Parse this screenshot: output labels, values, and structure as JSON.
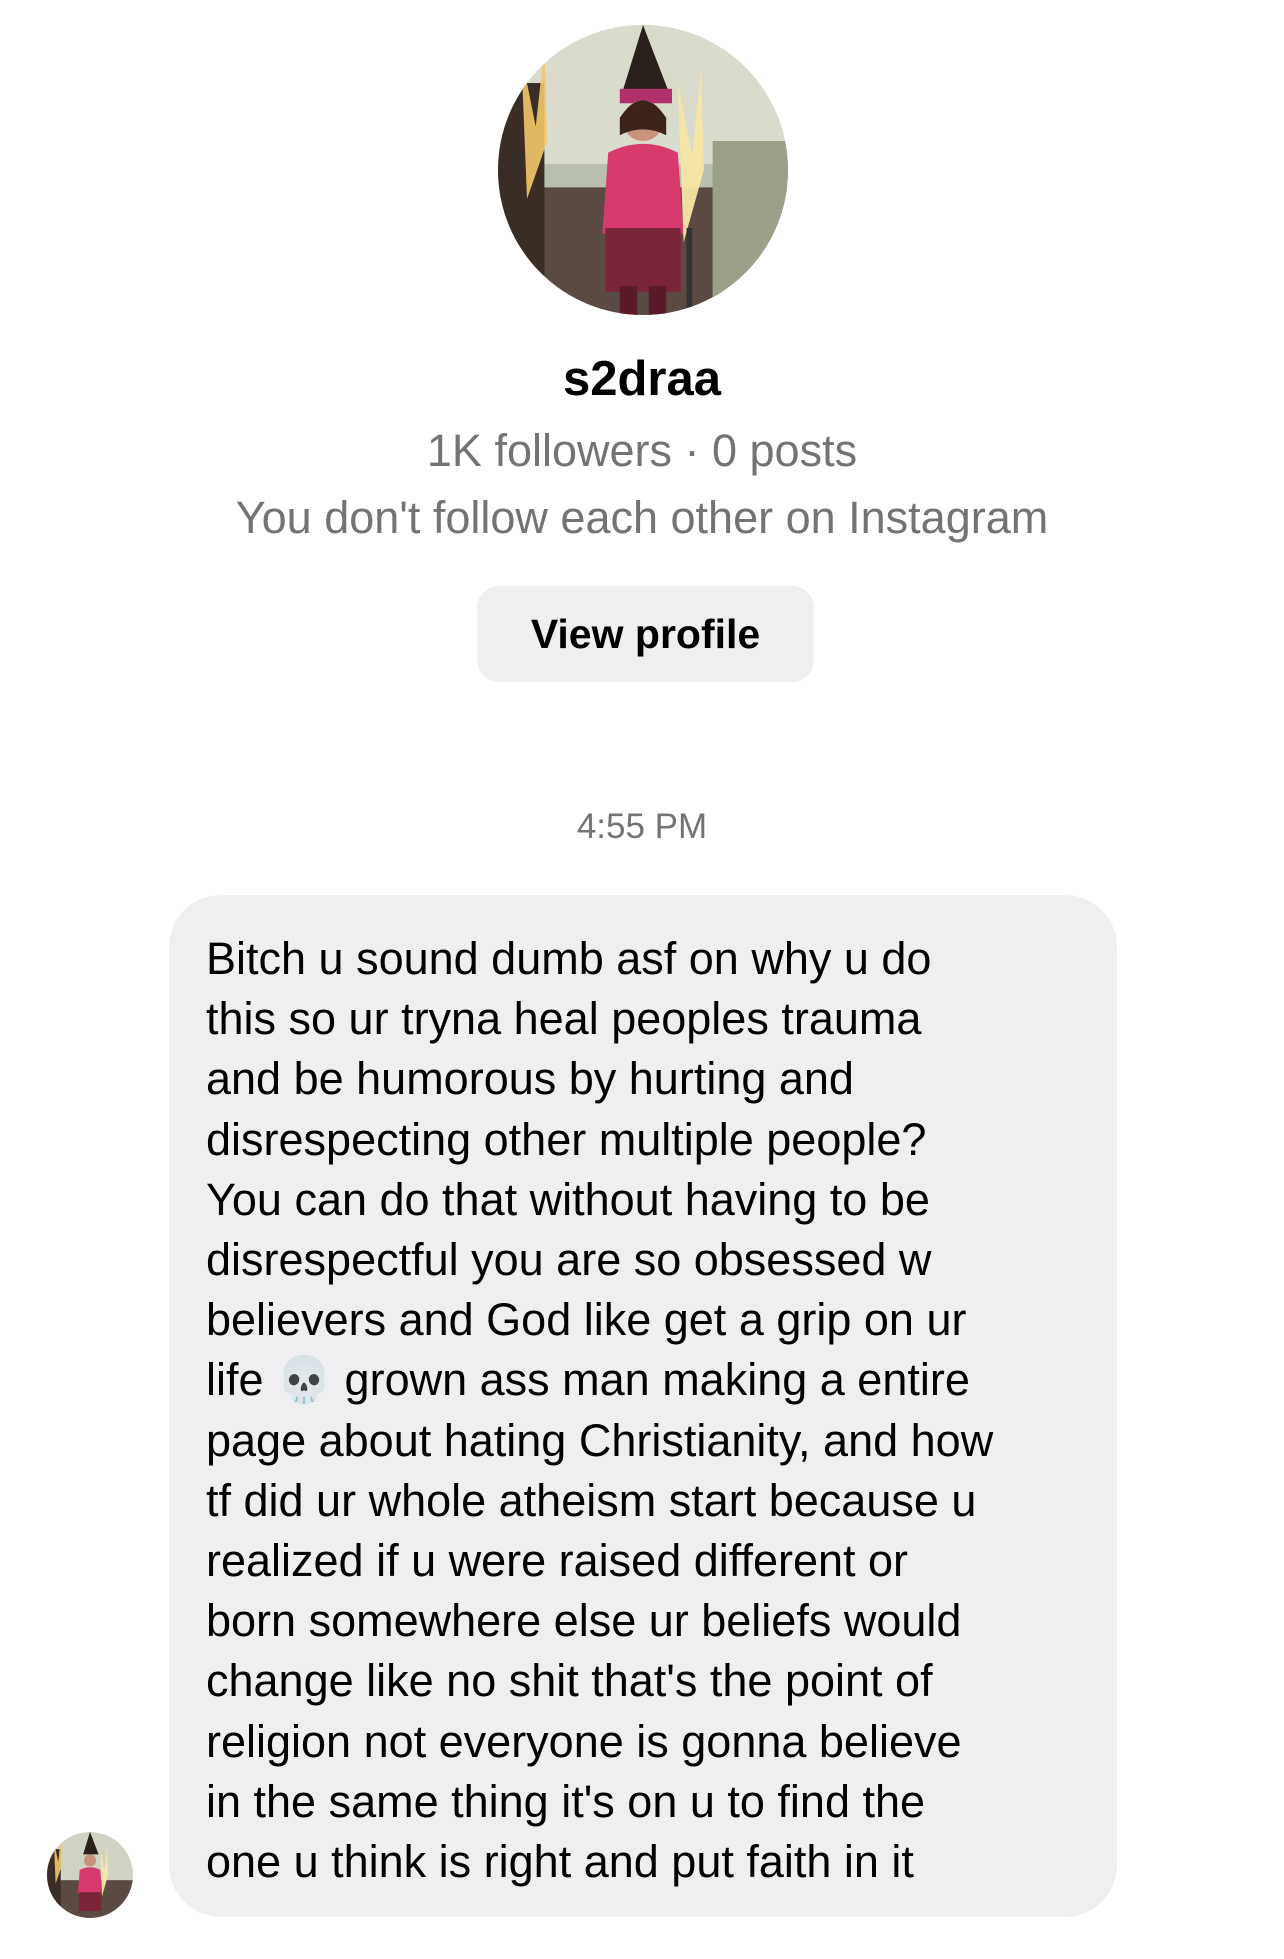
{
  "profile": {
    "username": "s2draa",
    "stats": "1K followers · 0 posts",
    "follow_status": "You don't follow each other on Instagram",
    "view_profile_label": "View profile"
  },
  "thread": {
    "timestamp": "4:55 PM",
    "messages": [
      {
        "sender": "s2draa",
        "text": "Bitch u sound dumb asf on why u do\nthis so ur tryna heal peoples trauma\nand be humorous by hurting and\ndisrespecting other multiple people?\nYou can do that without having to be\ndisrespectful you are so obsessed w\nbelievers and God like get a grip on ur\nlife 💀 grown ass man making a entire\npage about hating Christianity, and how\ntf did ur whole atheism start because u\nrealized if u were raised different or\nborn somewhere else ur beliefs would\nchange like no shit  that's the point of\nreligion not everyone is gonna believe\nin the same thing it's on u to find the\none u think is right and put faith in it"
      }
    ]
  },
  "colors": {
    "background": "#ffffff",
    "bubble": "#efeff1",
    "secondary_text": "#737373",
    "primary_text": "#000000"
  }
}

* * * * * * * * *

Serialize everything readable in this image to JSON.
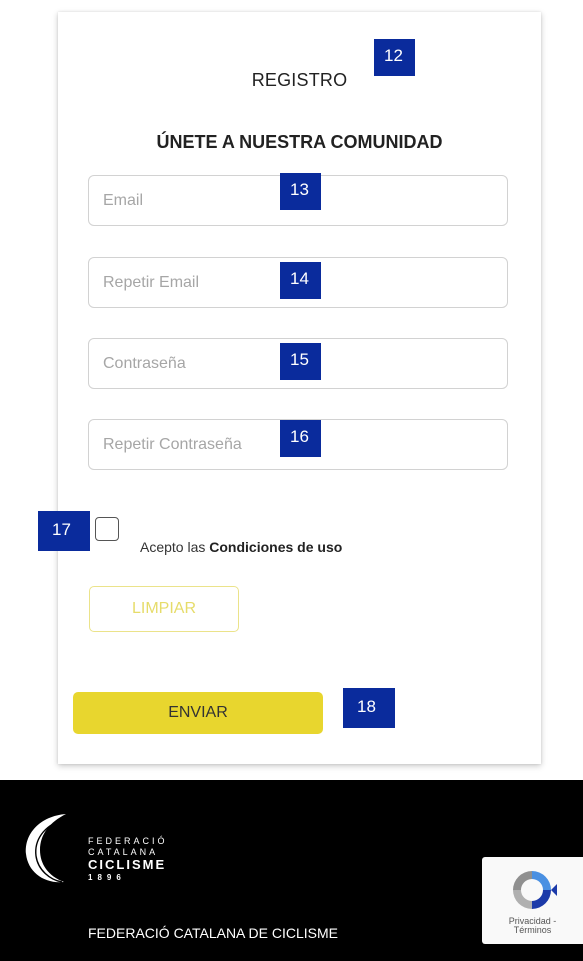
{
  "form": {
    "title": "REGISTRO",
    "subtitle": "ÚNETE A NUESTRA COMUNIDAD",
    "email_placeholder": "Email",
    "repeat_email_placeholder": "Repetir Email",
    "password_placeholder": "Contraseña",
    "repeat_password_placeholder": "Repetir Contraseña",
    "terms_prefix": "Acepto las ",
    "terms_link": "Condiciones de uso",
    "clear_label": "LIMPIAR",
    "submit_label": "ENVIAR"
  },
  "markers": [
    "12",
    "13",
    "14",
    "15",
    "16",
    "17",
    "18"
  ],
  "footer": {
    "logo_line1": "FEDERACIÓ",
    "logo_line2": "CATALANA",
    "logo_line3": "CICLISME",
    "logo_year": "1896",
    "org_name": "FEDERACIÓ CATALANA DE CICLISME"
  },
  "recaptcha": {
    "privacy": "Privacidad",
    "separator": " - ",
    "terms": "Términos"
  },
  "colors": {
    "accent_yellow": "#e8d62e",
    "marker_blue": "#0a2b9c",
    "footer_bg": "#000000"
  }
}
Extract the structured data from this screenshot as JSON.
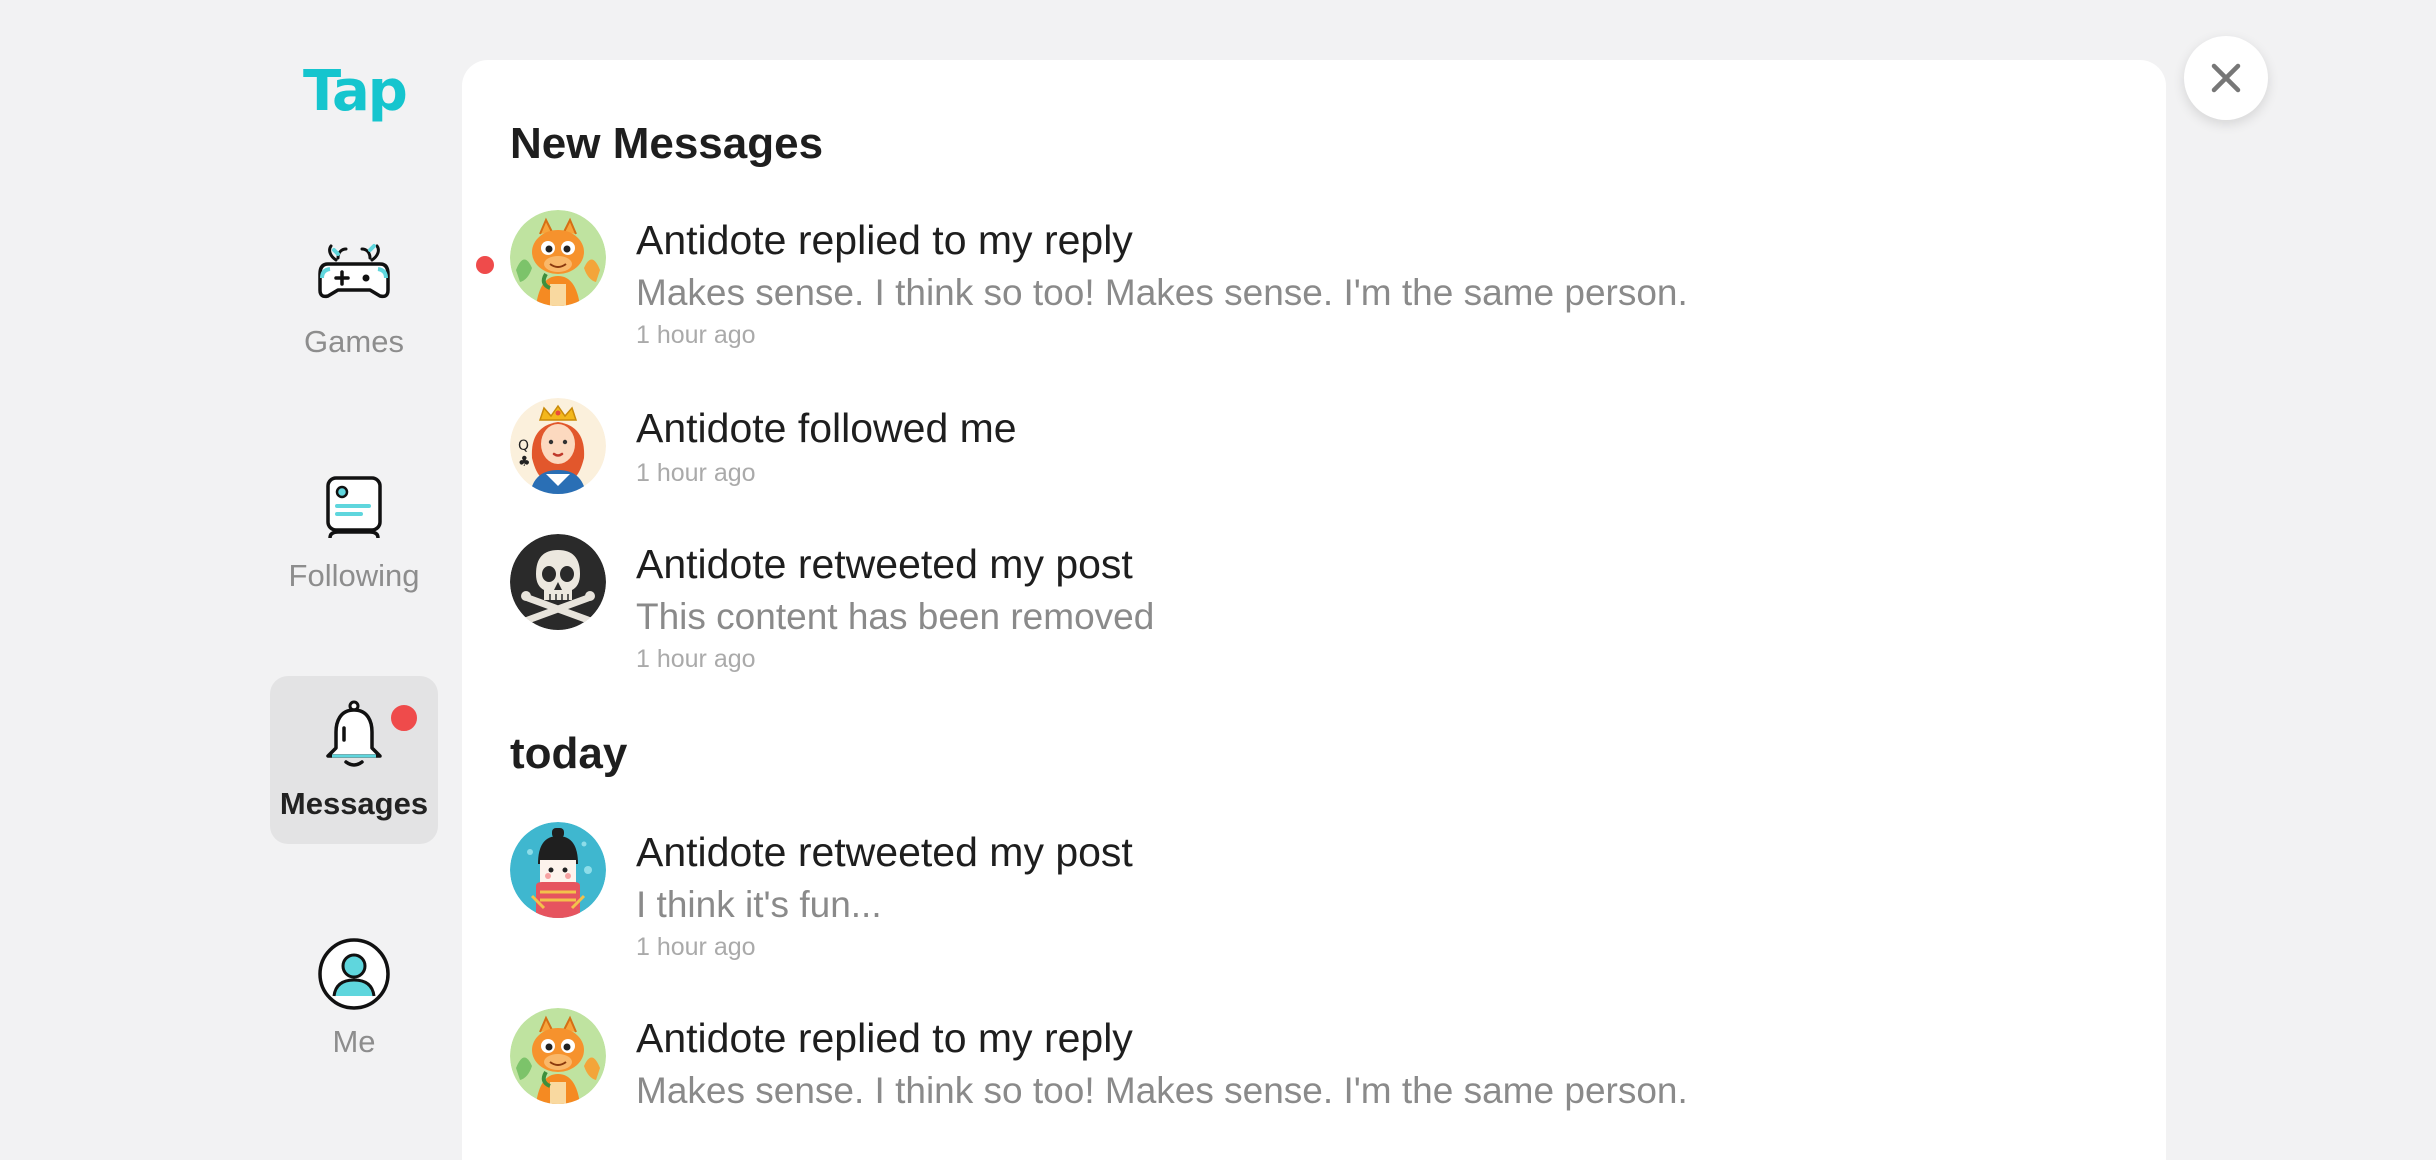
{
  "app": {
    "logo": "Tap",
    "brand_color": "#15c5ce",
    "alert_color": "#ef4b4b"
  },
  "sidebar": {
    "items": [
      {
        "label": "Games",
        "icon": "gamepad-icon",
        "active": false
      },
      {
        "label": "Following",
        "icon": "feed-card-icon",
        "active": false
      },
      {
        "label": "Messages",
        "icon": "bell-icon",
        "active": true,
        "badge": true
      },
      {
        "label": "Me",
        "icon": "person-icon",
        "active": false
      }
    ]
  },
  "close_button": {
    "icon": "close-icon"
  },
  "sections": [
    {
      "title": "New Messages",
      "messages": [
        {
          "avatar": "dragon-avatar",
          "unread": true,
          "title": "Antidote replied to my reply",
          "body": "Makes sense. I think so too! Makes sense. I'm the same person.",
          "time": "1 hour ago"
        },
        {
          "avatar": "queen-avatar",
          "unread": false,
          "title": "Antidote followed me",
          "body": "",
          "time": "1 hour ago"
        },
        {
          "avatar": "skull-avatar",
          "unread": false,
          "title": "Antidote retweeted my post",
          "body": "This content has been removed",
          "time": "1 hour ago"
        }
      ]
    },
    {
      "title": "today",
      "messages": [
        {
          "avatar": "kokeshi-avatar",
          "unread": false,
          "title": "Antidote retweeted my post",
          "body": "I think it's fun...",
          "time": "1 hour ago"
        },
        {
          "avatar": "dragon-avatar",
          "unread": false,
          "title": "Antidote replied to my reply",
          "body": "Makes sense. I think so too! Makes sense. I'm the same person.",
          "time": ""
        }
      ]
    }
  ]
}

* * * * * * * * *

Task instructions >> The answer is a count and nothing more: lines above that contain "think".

Response for this exercise >> 4